→ **ABOUT THIS TASK**:
Whenever the string "Default" turns up in a line below, that line should be copied.
---------- DATASET
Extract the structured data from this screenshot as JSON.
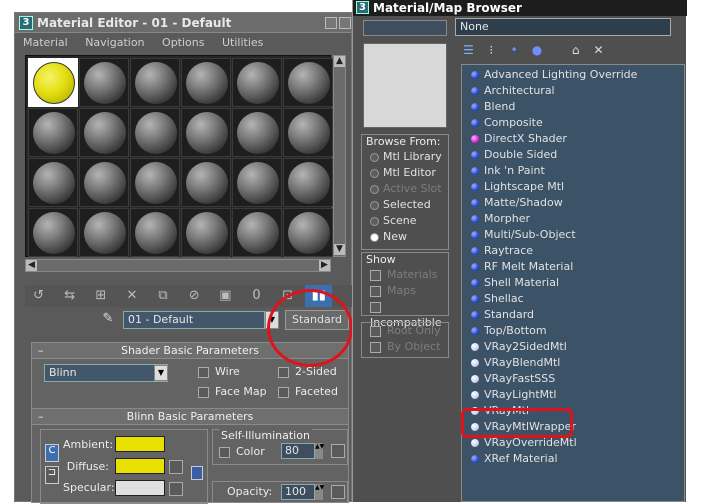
{
  "material_editor": {
    "title": "Material Editor - 01 - Default",
    "window_icon": "3ds-max-icon",
    "menu": [
      "Material",
      "Navigation",
      "Options",
      "Utilities"
    ],
    "toolbar_icons": [
      "get-material-icon",
      "put-to-scene-icon",
      "assign-to-selection-icon",
      "reset-icon",
      "make-copy-icon",
      "make-unique-icon",
      "put-to-library-icon",
      "material-id-icon",
      "show-map-icon",
      "show-end-result-icon",
      "go-to-parent-icon",
      "go-forward-icon"
    ],
    "material_id_label": "0",
    "material_name": "01 - Default",
    "material_type_button": "Standard",
    "shader_rollout": {
      "title": "Shader Basic Parameters",
      "shader": "Blinn",
      "options": [
        "Wire",
        "2-Sided",
        "Face Map",
        "Faceted"
      ]
    },
    "blinn_rollout": {
      "title": "Blinn Basic Parameters",
      "ambient_label": "Ambient:",
      "diffuse_label": "Diffuse:",
      "specular_label": "Specular:",
      "self_illum_label": "Self-Illumination",
      "color_label": "Color",
      "color_value": "80",
      "opacity_label": "Opacity:",
      "opacity_value": "100"
    },
    "colors": {
      "ambient": "#e8e000",
      "diffuse": "#e8e000",
      "specular": "#e0e0e0",
      "active_sphere": "#e6e010"
    }
  },
  "browser": {
    "title": "Material/Map Browser",
    "name_field": "None",
    "browse_from": {
      "title": "Browse From:",
      "options": [
        {
          "label": "Mtl Library",
          "selected": false,
          "enabled": true
        },
        {
          "label": "Mtl Editor",
          "selected": false,
          "enabled": true
        },
        {
          "label": "Active Slot",
          "selected": false,
          "enabled": false
        },
        {
          "label": "Selected",
          "selected": false,
          "enabled": true
        },
        {
          "label": "Scene",
          "selected": false,
          "enabled": true
        },
        {
          "label": "New",
          "selected": true,
          "enabled": true
        }
      ]
    },
    "show": {
      "title": "Show",
      "options": [
        {
          "label": "Materials",
          "enabled": false
        },
        {
          "label": "Maps",
          "enabled": false
        },
        {
          "label": "Incompatible",
          "enabled": true
        }
      ]
    },
    "extra_options": [
      "Root Only",
      "By Object"
    ],
    "materials": [
      {
        "label": "Advanced Lighting Override",
        "icon": "blue"
      },
      {
        "label": "Architectural",
        "icon": "blue"
      },
      {
        "label": "Blend",
        "icon": "blue"
      },
      {
        "label": "Composite",
        "icon": "blue"
      },
      {
        "label": "DirectX Shader",
        "icon": "pink"
      },
      {
        "label": "Double Sided",
        "icon": "blue"
      },
      {
        "label": "Ink 'n Paint",
        "icon": "blue"
      },
      {
        "label": "Lightscape Mtl",
        "icon": "blue"
      },
      {
        "label": "Matte/Shadow",
        "icon": "blue"
      },
      {
        "label": "Morpher",
        "icon": "blue"
      },
      {
        "label": "Multi/Sub-Object",
        "icon": "blue"
      },
      {
        "label": "Raytrace",
        "icon": "blue"
      },
      {
        "label": "RF Melt Material",
        "icon": "blue"
      },
      {
        "label": "Shell Material",
        "icon": "blue"
      },
      {
        "label": "Shellac",
        "icon": "blue"
      },
      {
        "label": "Standard",
        "icon": "blue"
      },
      {
        "label": "Top/Bottom",
        "icon": "blue"
      },
      {
        "label": "VRay2SidedMtl",
        "icon": "white"
      },
      {
        "label": "VRayBlendMtl",
        "icon": "white"
      },
      {
        "label": "VRayFastSSS",
        "icon": "white"
      },
      {
        "label": "VRayLightMtl",
        "icon": "white"
      },
      {
        "label": "VRayMtl",
        "icon": "white"
      },
      {
        "label": "VRayMtlWrapper",
        "icon": "white"
      },
      {
        "label": "VRayOverrideMtl",
        "icon": "white"
      },
      {
        "label": "XRef Material",
        "icon": "blue"
      }
    ]
  },
  "annotation_color": "#e0121c"
}
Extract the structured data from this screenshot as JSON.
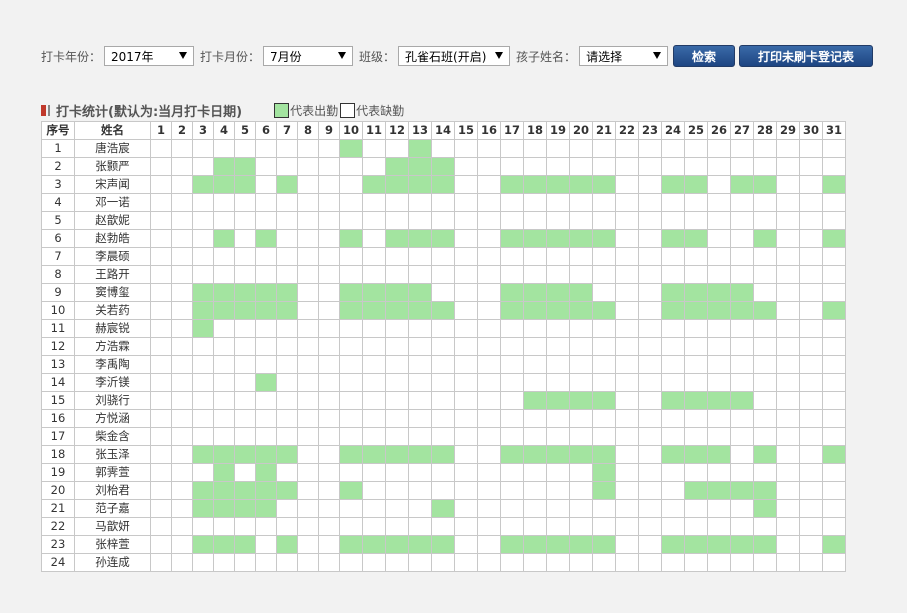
{
  "filters": {
    "year_label": "打卡年份：",
    "year_value": "2017年",
    "month_label": "打卡月份：",
    "month_value": "7月份",
    "class_label": "班级：",
    "class_value": "孔雀石班(开启)",
    "child_label": "孩子姓名：",
    "child_value": "请选择",
    "search_button": "检索",
    "print_button": "打印未刷卡登记表"
  },
  "legend": {
    "title": "打卡统计(默认为:当月打卡日期)",
    "present_label": "代表出勤",
    "absent_label": "代表缺勤",
    "present_color": "#a3e4a0",
    "absent_color": "#ffffff"
  },
  "table": {
    "header_no": "序号",
    "header_name": "姓名",
    "days": [
      "1",
      "2",
      "3",
      "4",
      "5",
      "6",
      "7",
      "8",
      "9",
      "10",
      "11",
      "12",
      "13",
      "14",
      "15",
      "16",
      "17",
      "18",
      "19",
      "20",
      "21",
      "22",
      "23",
      "24",
      "25",
      "26",
      "27",
      "28",
      "29",
      "30",
      "31"
    ],
    "rows": [
      {
        "no": "1",
        "name": "唐浩宸",
        "present": [
          10,
          13
        ]
      },
      {
        "no": "2",
        "name": "张颢严",
        "present": [
          4,
          5,
          12,
          13,
          14
        ]
      },
      {
        "no": "3",
        "name": "宋声闻",
        "present": [
          3,
          4,
          5,
          7,
          11,
          12,
          13,
          14,
          17,
          18,
          19,
          20,
          21,
          24,
          25,
          27,
          28,
          31
        ]
      },
      {
        "no": "4",
        "name": "邓一诺",
        "present": []
      },
      {
        "no": "5",
        "name": "赵歆妮",
        "present": []
      },
      {
        "no": "6",
        "name": "赵勃皓",
        "present": [
          4,
          6,
          10,
          12,
          13,
          14,
          17,
          18,
          19,
          20,
          21,
          24,
          25,
          28,
          31
        ]
      },
      {
        "no": "7",
        "name": "李晨硕",
        "present": []
      },
      {
        "no": "8",
        "name": "王路开",
        "present": []
      },
      {
        "no": "9",
        "name": "窦博玺",
        "present": [
          3,
          4,
          5,
          6,
          7,
          10,
          11,
          12,
          13,
          17,
          18,
          19,
          20,
          24,
          25,
          26,
          27
        ]
      },
      {
        "no": "10",
        "name": "关若药",
        "present": [
          3,
          4,
          5,
          6,
          7,
          10,
          11,
          12,
          13,
          14,
          17,
          18,
          19,
          20,
          21,
          24,
          25,
          26,
          27,
          28,
          31
        ]
      },
      {
        "no": "11",
        "name": "赫宸锐",
        "present": [
          3
        ]
      },
      {
        "no": "12",
        "name": "方浩霖",
        "present": []
      },
      {
        "no": "13",
        "name": "李禹陶",
        "present": []
      },
      {
        "no": "14",
        "name": "李沂镁",
        "present": [
          6
        ]
      },
      {
        "no": "15",
        "name": "刘骁行",
        "present": [
          18,
          19,
          20,
          21,
          24,
          25,
          26,
          27
        ]
      },
      {
        "no": "16",
        "name": "方悦涵",
        "present": []
      },
      {
        "no": "17",
        "name": "柴金含",
        "present": []
      },
      {
        "no": "18",
        "name": "张玉泽",
        "present": [
          3,
          4,
          5,
          6,
          7,
          10,
          11,
          12,
          13,
          14,
          17,
          18,
          19,
          20,
          21,
          24,
          25,
          26,
          28,
          31
        ]
      },
      {
        "no": "19",
        "name": "郭霁萱",
        "present": [
          4,
          6,
          21
        ]
      },
      {
        "no": "20",
        "name": "刘枱君",
        "present": [
          3,
          4,
          5,
          6,
          7,
          10,
          21,
          25,
          26,
          27,
          28
        ]
      },
      {
        "no": "21",
        "name": "范子嘉",
        "present": [
          3,
          4,
          5,
          6,
          14,
          28
        ]
      },
      {
        "no": "22",
        "name": "马歆妍",
        "present": []
      },
      {
        "no": "23",
        "name": "张梓萱",
        "present": [
          3,
          4,
          5,
          7,
          10,
          11,
          12,
          13,
          14,
          17,
          18,
          19,
          20,
          21,
          24,
          25,
          26,
          27,
          28,
          31
        ]
      },
      {
        "no": "24",
        "name": "孙连成",
        "present": []
      }
    ]
  }
}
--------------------
→ **OUTPUT BELOW**:
    "title": "Material Editor - 01 - Default",
    "material_name": "01 - Default",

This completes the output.